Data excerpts

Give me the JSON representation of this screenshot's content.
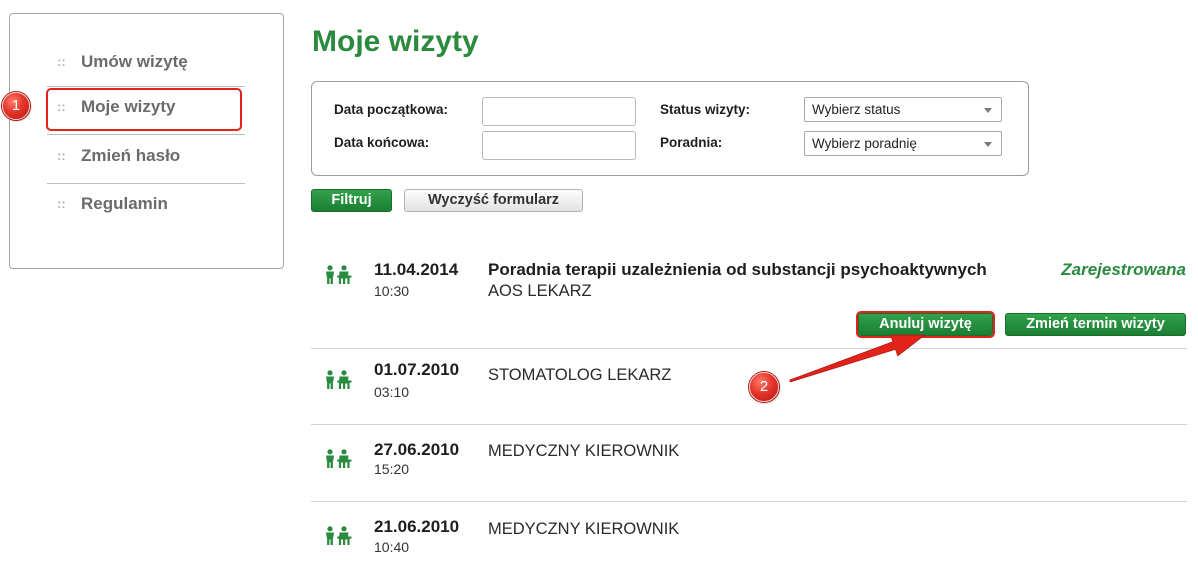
{
  "sidebar": {
    "bullet": "::",
    "items": [
      {
        "label": "Umów wizytę"
      },
      {
        "label": "Moje wizyty"
      },
      {
        "label": "Zmień hasło"
      },
      {
        "label": "Regulamin"
      }
    ]
  },
  "page_title": "Moje wizyty",
  "filters": {
    "start_date": {
      "label": "Data początkowa:",
      "value": ""
    },
    "end_date": {
      "label": "Data końcowa:",
      "value": ""
    },
    "status": {
      "label": "Status wizyty:",
      "selected": "Wybierz status"
    },
    "clinic": {
      "label": "Poradnia:",
      "selected": "Wybierz poradnię"
    },
    "filter_button": "Filtruj",
    "clear_button": "Wyczyść formularz"
  },
  "visits": [
    {
      "date": "11.04.2014",
      "time": "10:30",
      "clinic": "Poradnia terapii uzależnienia od substancji psychoaktywnych",
      "doctor": "AOS LEKARZ",
      "status": "Zarejestrowana",
      "actions": {
        "cancel": "Anuluj wizytę",
        "reschedule": "Zmień termin wizyty"
      }
    },
    {
      "date": "01.07.2010",
      "time": "03:10",
      "doctor": "STOMATOLOG LEKARZ"
    },
    {
      "date": "27.06.2010",
      "time": "15:20",
      "doctor": "MEDYCZNY KIEROWNIK"
    },
    {
      "date": "21.06.2010",
      "time": "10:40",
      "doctor": "MEDYCZNY KIEROWNIK"
    }
  ],
  "annotations": {
    "badge_1": "1",
    "badge_2": "2"
  },
  "icons": {
    "visit": "people-icon",
    "select": "chevron-down-icon"
  },
  "colors": {
    "green": "#2a8a3e",
    "annotation_red": "#e2231a"
  }
}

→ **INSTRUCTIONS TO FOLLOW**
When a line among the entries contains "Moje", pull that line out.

→ **RESPONSE BOX**
        "label": "Moje wizyty"
  "page_title": "Moje wizyty",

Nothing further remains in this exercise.